> [What this task involves]
Output the full listing below exactly; the images stay out.

> [Task input]

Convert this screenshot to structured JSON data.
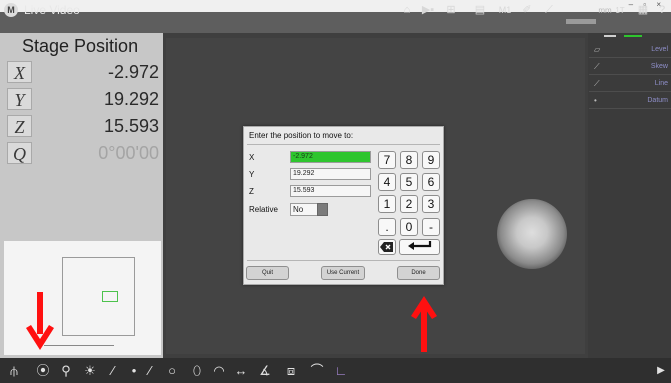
{
  "window": {
    "controls": "– ▫ ×"
  },
  "titlebar": {
    "app_title": "Live Video",
    "logo_text": "M",
    "m1_label": "M1",
    "mm_label": "mm",
    "one_t_label": "1T",
    "help_label": "?"
  },
  "stage": {
    "title": "Stage Position",
    "axes": [
      {
        "label": "X",
        "value": "-2.972"
      },
      {
        "label": "Y",
        "value": "19.292"
      },
      {
        "label": "Z",
        "value": "15.593"
      },
      {
        "label": "Q",
        "value": "0°00'00"
      }
    ]
  },
  "right_panel": {
    "items": [
      "Level",
      "Skew",
      "Line",
      "Datum"
    ]
  },
  "dialog": {
    "prompt": "Enter the position to move to:",
    "fields": [
      {
        "label": "X",
        "value": "-2.972"
      },
      {
        "label": "Y",
        "value": "19.292"
      },
      {
        "label": "Z",
        "value": "15.593"
      }
    ],
    "relative_label": "Relative",
    "relative_value": "No",
    "keypad": [
      "7",
      "8",
      "9",
      "4",
      "5",
      "6",
      "1",
      "2",
      "3",
      ".",
      "0",
      "-"
    ],
    "buttons": {
      "quit": "Quit",
      "use_current": "Use Current",
      "done": "Done"
    }
  },
  "annotations": {
    "arrow_color": "#ff1010"
  },
  "colors": {
    "highlight_field": "#2ec52e",
    "target_box": "#4cc24c"
  }
}
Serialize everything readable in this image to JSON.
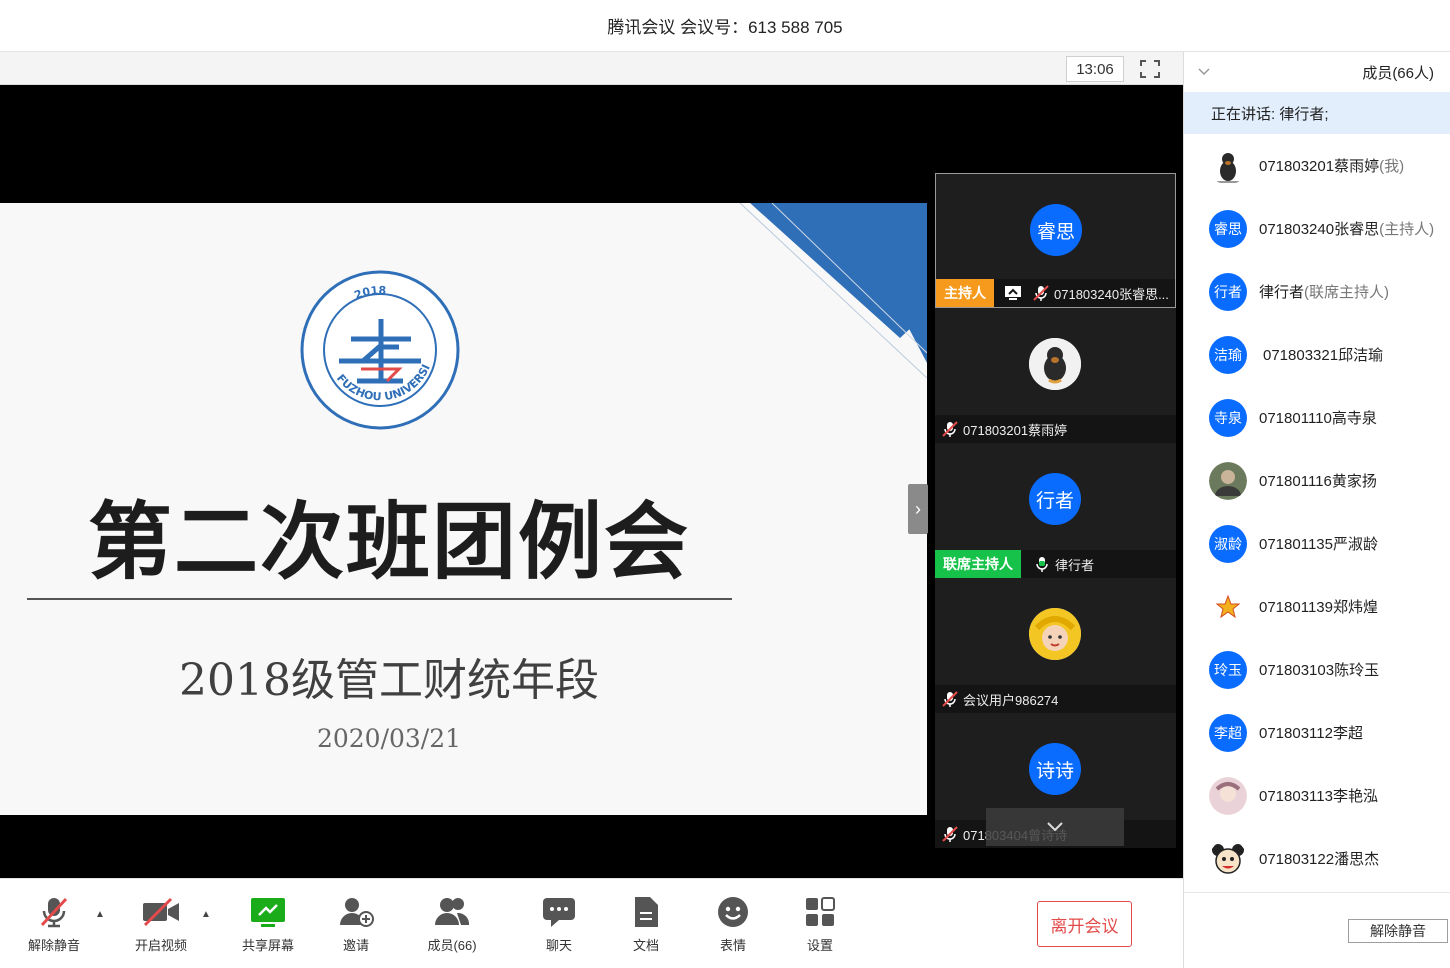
{
  "window": {
    "title": "腾讯会议 会议号：613 588 705"
  },
  "stage": {
    "time": "13:06"
  },
  "slide": {
    "title": "第二次班团例会",
    "subtitle": "2018级管工财统年段",
    "date": "2020/03/21",
    "logo": {
      "ring_text": "FUZHOU UNIVERSITY",
      "center_glyph": "2018"
    }
  },
  "tiles": [
    {
      "avatar_text": "睿思",
      "tag": "主持人",
      "name": "071803240张睿思..."
    },
    {
      "avatar_text": "",
      "name": "071803201蔡雨婷"
    },
    {
      "avatar_text": "行者",
      "tag": "联席主持人",
      "name": "律行者"
    },
    {
      "avatar_text": "",
      "name": "会议用户986274"
    },
    {
      "avatar_text": "诗诗",
      "name": "071803404曾诗诗"
    }
  ],
  "toolbar": {
    "unmute": "解除静音",
    "video": "开启视频",
    "share": "共享屏幕",
    "invite": "邀请",
    "members": "成员(66)",
    "chat": "聊天",
    "docs": "文档",
    "emoji": "表情",
    "settings": "设置",
    "leave": "离开会议"
  },
  "panel": {
    "title": "成员(66人)",
    "speaking": "正在讲话: 律行者;",
    "unmute_all": "解除静音",
    "members": [
      {
        "avatar_text": "",
        "name": "071803201蔡雨婷",
        "role": "(我)"
      },
      {
        "avatar_text": "睿思",
        "name": "071803240张睿思",
        "role": "(主持人)"
      },
      {
        "avatar_text": "行者",
        "name": "律行者",
        "role": "(联席主持人)"
      },
      {
        "avatar_text": "洁瑜",
        "name": "071803321邱洁瑜",
        "role": ""
      },
      {
        "avatar_text": "寺泉",
        "name": "071801110高寺泉",
        "role": ""
      },
      {
        "avatar_text": "",
        "name": "071801116黄家扬",
        "role": ""
      },
      {
        "avatar_text": "淑龄",
        "name": "071801135严淑龄",
        "role": ""
      },
      {
        "avatar_text": "",
        "name": "071801139郑炜煌",
        "role": ""
      },
      {
        "avatar_text": "玲玉",
        "name": "071803103陈玲玉",
        "role": ""
      },
      {
        "avatar_text": "李超",
        "name": "071803112李超",
        "role": ""
      },
      {
        "avatar_text": "",
        "name": "071803113李艳泓",
        "role": ""
      },
      {
        "avatar_text": "",
        "name": "071803122潘思杰",
        "role": ""
      }
    ]
  },
  "colors": {
    "accent": "#0a6cff",
    "host_tag": "#f59a1c",
    "cohost_tag": "#17c24a",
    "leave": "#e34b4b",
    "share": "#1aad19"
  }
}
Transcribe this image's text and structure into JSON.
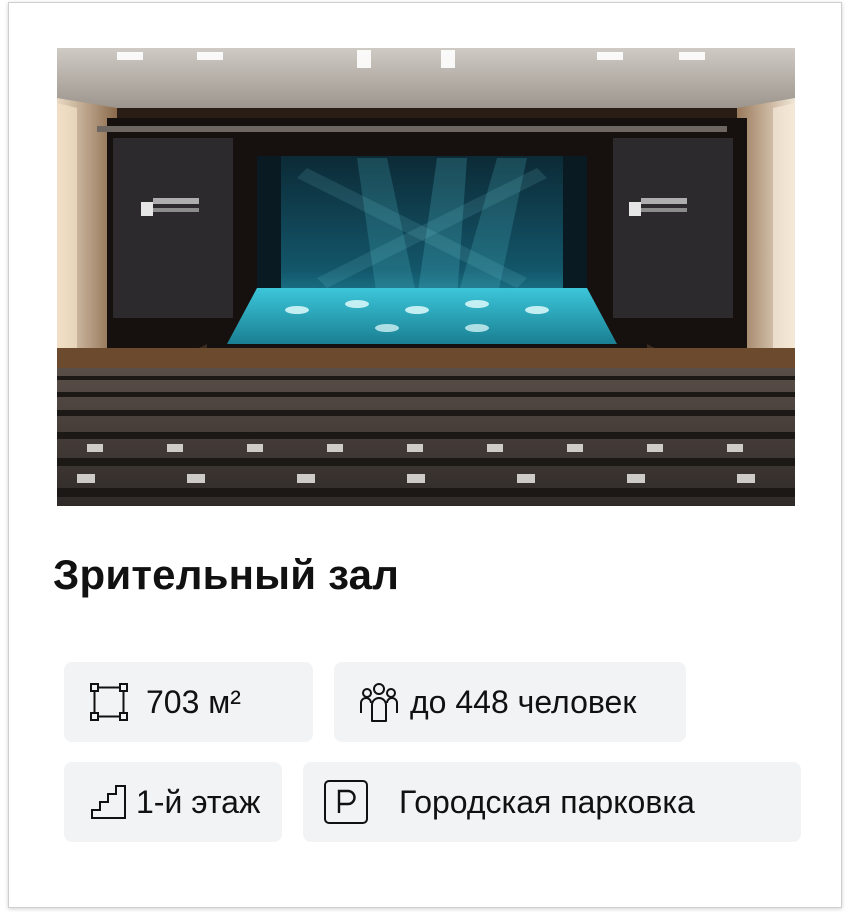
{
  "venue": {
    "photo_alt": "Зрительный зал",
    "title": "Зрительный зал"
  },
  "features": {
    "area": {
      "icon": "area-square-icon",
      "label": "703 м²"
    },
    "capacity": {
      "icon": "people-group-icon",
      "label": "до 448 человек"
    },
    "floor": {
      "icon": "stairs-icon",
      "label": "1-й этаж"
    },
    "parking": {
      "icon": "parking-icon",
      "label": "Городская парковка"
    }
  },
  "colors": {
    "chip_background": "#f2f3f5",
    "text": "#111111",
    "stage_light": "#3fc4d8"
  }
}
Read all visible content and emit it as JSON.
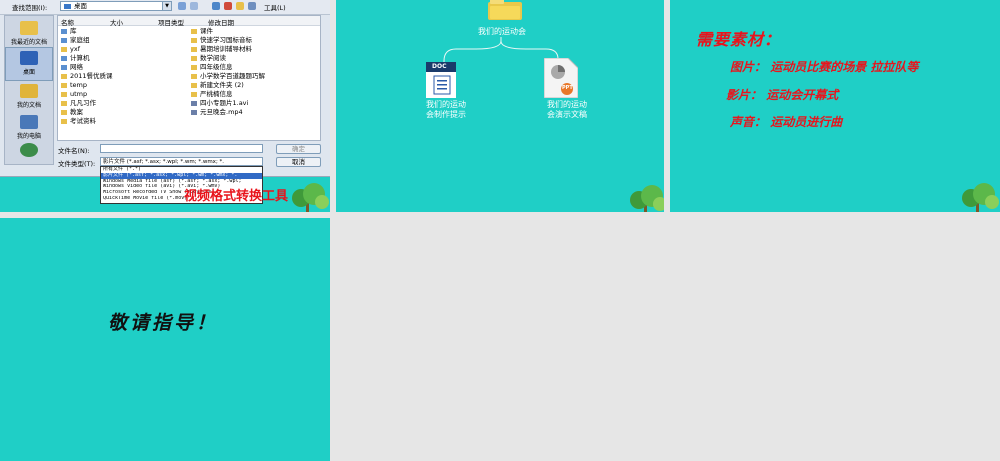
{
  "slide1": {
    "dialog": {
      "look_in_label": "查找范围(I):",
      "look_in_value": "桌面",
      "tools_label": "工具(L)",
      "places": [
        "我最近的文档",
        "桌面",
        "我的文档",
        "我的电脑",
        ""
      ],
      "columns": [
        "名称",
        "大小",
        "项目类型",
        "修改日期"
      ],
      "files_left": [
        "库",
        "家庭组",
        "yxf",
        "计算机",
        "网络",
        "2011餐优质课",
        "temp",
        "utmp",
        "凡凡习作",
        "教案",
        "考试资料"
      ],
      "files_right": [
        "课件",
        "快速学习国标音标",
        "暑期培训辅导材料",
        "数学阅读",
        "四年级信息",
        "小学数学百道趣题巧解",
        "新建文件夹 (2)",
        "严桃楠信息",
        "四小专题片1.avi",
        "元旦晚会.mp4"
      ],
      "filename_label": "文件名(N):",
      "filename_value": "",
      "filetype_label": "文件类型(T):",
      "filetype_value": "影片文件 (*.asf; *.asx; *.wpl; *.wm; *.wmx; *.",
      "ok_button": "确定",
      "cancel_button": "取消",
      "type_options": [
        "所有文件 (*.*)",
        "影片文件 (*.asf; *.asx; *.wpl; *.wm; *.wmx; *.",
        "Windows Media file (asf) (*.asf; *.asx; *.wpl;",
        "Windows video file (avi) (*.avi; *.wmv)",
        "Microsoft Recorded TV Show (*.dvr-ms)",
        "QuickTime Movie file (*.mov)"
      ]
    },
    "overlay_text": "视频格式转换工具"
  },
  "slide2": {
    "root": "我们的运动会",
    "doc_badge": "DOC",
    "ppt_badge": "PPT",
    "child_left": "我们的运动会制作提示",
    "child_right": "我们的运动会演示文稿"
  },
  "slide3": {
    "title": "需要素材：",
    "lines": [
      {
        "label": "图片：",
        "text": "运动员比赛的场景 拉拉队等"
      },
      {
        "label": "影片：",
        "text": "运动会开幕式"
      },
      {
        "label": "声音：",
        "text": "运动员进行曲"
      }
    ]
  },
  "slide4": {
    "text": "敬请指导！"
  },
  "colors": {
    "slide_bg": "#1fcfc6",
    "accent_red": "#e8141c",
    "page_bg": "#e6e6e6"
  }
}
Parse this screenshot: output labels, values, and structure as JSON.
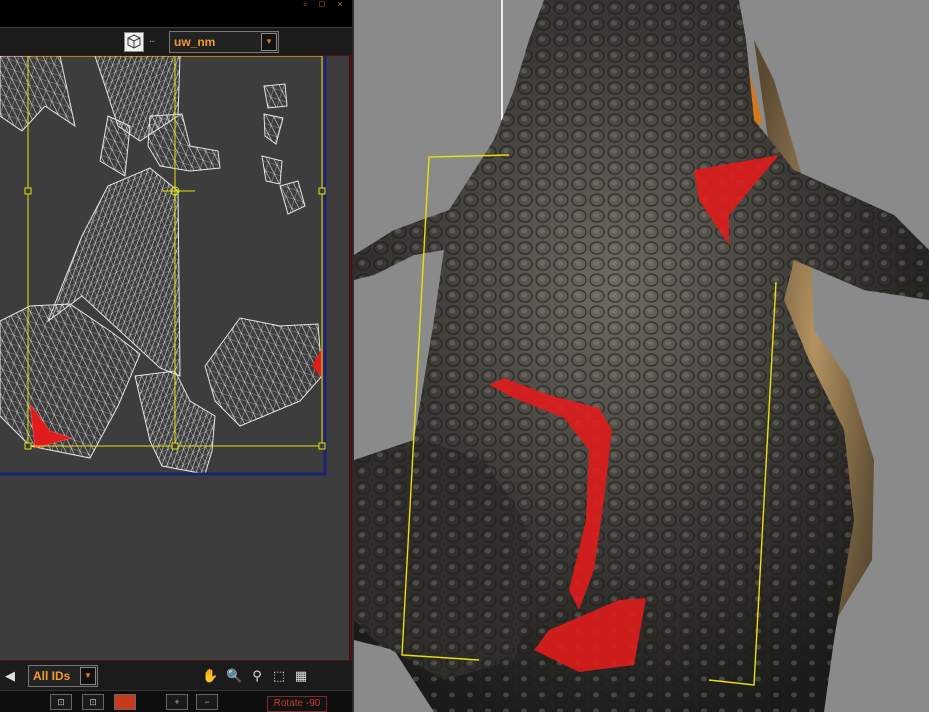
{
  "uv_editor": {
    "map_select": {
      "value": "uw_nm"
    },
    "filter_select": {
      "value": "All IDs"
    },
    "rotate_button": {
      "label": "Rotate -90"
    },
    "tool_icons": [
      "pan-hand-icon",
      "zoom-icon",
      "zoom-region-icon",
      "zoom-extents-icon",
      "grid-icon"
    ]
  },
  "viewport": {
    "object": "crocodile-body-textured"
  },
  "colors": {
    "accent": "#f39c2b",
    "selection": "#e01c1c",
    "gizmo": "#e8e010",
    "uv_wire": "#e6e6e6",
    "uv_bg": "#3d3d3d",
    "viewport_bg": "#8a8a8a"
  }
}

> [Output of the task]
Convert this screenshot to structured JSON data.
{
  "window": {
    "controls": "– ▫ ×"
  },
  "titlebar": {
    "app_title": "Live Video",
    "logo_text": "M",
    "m1_label": "M1",
    "mm_label": "mm",
    "one_t_label": "1T",
    "help_label": "?"
  },
  "stage": {
    "title": "Stage Position",
    "axes": [
      {
        "label": "X",
        "value": "-2.972"
      },
      {
        "label": "Y",
        "value": "19.292"
      },
      {
        "label": "Z",
        "value": "15.593"
      },
      {
        "label": "Q",
        "value": "0°00'00"
      }
    ]
  },
  "right_panel": {
    "items": [
      "Level",
      "Skew",
      "Line",
      "Datum"
    ]
  },
  "dialog": {
    "prompt": "Enter the position to move to:",
    "fields": [
      {
        "label": "X",
        "value": "-2.972"
      },
      {
        "label": "Y",
        "value": "19.292"
      },
      {
        "label": "Z",
        "value": "15.593"
      }
    ],
    "relative_label": "Relative",
    "relative_value": "No",
    "keypad": [
      "7",
      "8",
      "9",
      "4",
      "5",
      "6",
      "1",
      "2",
      "3",
      ".",
      "0",
      "-"
    ],
    "buttons": {
      "quit": "Quit",
      "use_current": "Use Current",
      "done": "Done"
    }
  },
  "annotations": {
    "arrow_color": "#ff1010"
  },
  "colors": {
    "highlight_field": "#2ec52e",
    "target_box": "#4cc24c"
  }
}
Serialize everything readable in this image to JSON.
{
  "window": {
    "title": "腾讯会议 会议号：613 588 705"
  },
  "stage": {
    "time": "13:06"
  },
  "slide": {
    "title": "第二次班团例会",
    "subtitle": "2018级管工财统年段",
    "date": "2020/03/21",
    "logo": {
      "ring_text": "FUZHOU UNIVERSITY",
      "center_glyph": "2018"
    }
  },
  "tiles": [
    {
      "avatar_text": "睿思",
      "tag": "主持人",
      "name": "071803240张睿思..."
    },
    {
      "avatar_text": "",
      "name": "071803201蔡雨婷"
    },
    {
      "avatar_text": "行者",
      "tag": "联席主持人",
      "name": "律行者"
    },
    {
      "avatar_text": "",
      "name": "会议用户986274"
    },
    {
      "avatar_text": "诗诗",
      "name": "071803404曾诗诗"
    }
  ],
  "toolbar": {
    "unmute": "解除静音",
    "video": "开启视频",
    "share": "共享屏幕",
    "invite": "邀请",
    "members": "成员(66)",
    "chat": "聊天",
    "docs": "文档",
    "emoji": "表情",
    "settings": "设置",
    "leave": "离开会议"
  },
  "panel": {
    "title": "成员(66人)",
    "speaking": "正在讲话: 律行者;",
    "unmute_all": "解除静音",
    "members": [
      {
        "avatar_text": "",
        "name": "071803201蔡雨婷",
        "role": "(我)"
      },
      {
        "avatar_text": "睿思",
        "name": "071803240张睿思",
        "role": "(主持人)"
      },
      {
        "avatar_text": "行者",
        "name": "律行者",
        "role": "(联席主持人)"
      },
      {
        "avatar_text": "洁瑜",
        "name": "071803321邱洁瑜",
        "role": ""
      },
      {
        "avatar_text": "寺泉",
        "name": "071801110高寺泉",
        "role": ""
      },
      {
        "avatar_text": "",
        "name": "071801116黄家扬",
        "role": ""
      },
      {
        "avatar_text": "淑龄",
        "name": "071801135严淑龄",
        "role": ""
      },
      {
        "avatar_text": "",
        "name": "071801139郑炜煌",
        "role": ""
      },
      {
        "avatar_text": "玲玉",
        "name": "071803103陈玲玉",
        "role": ""
      },
      {
        "avatar_text": "李超",
        "name": "071803112李超",
        "role": ""
      },
      {
        "avatar_text": "",
        "name": "071803113李艳泓",
        "role": ""
      },
      {
        "avatar_text": "",
        "name": "071803122潘思杰",
        "role": ""
      }
    ]
  },
  "colors": {
    "accent": "#0a6cff",
    "host_tag": "#f59a1c",
    "cohost_tag": "#17c24a",
    "leave": "#e34b4b",
    "share": "#1aad19"
  }
}
Transcribe this image's text and structure into JSON.
{
  "venue": {
    "photo_alt": "Зрительный зал",
    "title": "Зрительный зал"
  },
  "features": {
    "area": {
      "icon": "area-square-icon",
      "label": "703 м²"
    },
    "capacity": {
      "icon": "people-group-icon",
      "label": "до 448 человек"
    },
    "floor": {
      "icon": "stairs-icon",
      "label": "1-й этаж"
    },
    "parking": {
      "icon": "parking-icon",
      "label": "Городская парковка"
    }
  },
  "colors": {
    "chip_background": "#f2f3f5",
    "text": "#111111",
    "stage_light": "#3fc4d8"
  }
}
Read all visible content and emit it as JSON.
{
  "slide1": {
    "dialog": {
      "look_in_label": "查找范围(I):",
      "look_in_value": "桌面",
      "tools_label": "工具(L)",
      "places": [
        "我最近的文档",
        "桌面",
        "我的文档",
        "我的电脑",
        ""
      ],
      "columns": [
        "名称",
        "大小",
        "项目类型",
        "修改日期"
      ],
      "files_left": [
        "库",
        "家庭组",
        "yxf",
        "计算机",
        "网络",
        "2011餐优质课",
        "temp",
        "utmp",
        "凡凡习作",
        "教案",
        "考试资料"
      ],
      "files_right": [
        "课件",
        "快速学习国标音标",
        "暑期培训辅导材料",
        "数学阅读",
        "四年级信息",
        "小学数学百道趣题巧解",
        "新建文件夹 (2)",
        "严桃楠信息",
        "四小专题片1.avi",
        "元旦晚会.mp4"
      ],
      "filename_label": "文件名(N):",
      "filename_value": "",
      "filetype_label": "文件类型(T):",
      "filetype_value": "影片文件 (*.asf; *.asx; *.wpl; *.wm; *.wmx; *.",
      "ok_button": "确定",
      "cancel_button": "取消",
      "type_options": [
        "所有文件 (*.*)",
        "影片文件 (*.asf; *.asx; *.wpl; *.wm; *.wmx; *.",
        "Windows Media file (asf) (*.asf; *.asx; *.wpl;",
        "Windows video file (avi) (*.avi; *.wmv)",
        "Microsoft Recorded TV Show (*.dvr-ms)",
        "QuickTime Movie file (*.mov)"
      ]
    },
    "overlay_text": "视频格式转换工具"
  },
  "slide2": {
    "root": "我们的运动会",
    "doc_badge": "DOC",
    "ppt_badge": "PPT",
    "child_left": "我们的运动会制作提示",
    "child_right": "我们的运动会演示文稿"
  },
  "slide3": {
    "title": "需要素材：",
    "lines": [
      {
        "label": "图片：",
        "text": "运动员比赛的场景 拉拉队等"
      },
      {
        "label": "影片：",
        "text": "运动会开幕式"
      },
      {
        "label": "声音：",
        "text": "运动员进行曲"
      }
    ]
  },
  "slide4": {
    "text": "敬请指导！"
  },
  "colors": {
    "slide_bg": "#1fcfc6",
    "accent_red": "#e8141c",
    "page_bg": "#e6e6e6"
  }
}
Parse this screenshot: output labels, values, and structure as JSON.
{
  "uv_editor": {
    "map_select": {
      "value": "uw_nm"
    },
    "filter_select": {
      "value": "All IDs"
    },
    "rotate_button": {
      "label": "Rotate -90"
    },
    "tool_icons": [
      "pan-hand-icon",
      "zoom-icon",
      "zoom-region-icon",
      "zoom-extents-icon",
      "grid-icon"
    ]
  },
  "viewport": {
    "object": "crocodile-body-textured"
  },
  "colors": {
    "accent": "#f39c2b",
    "selection": "#e01c1c",
    "gizmo": "#e8e010",
    "uv_wire": "#e6e6e6",
    "uv_bg": "#3d3d3d",
    "viewport_bg": "#8a8a8a"
  }
}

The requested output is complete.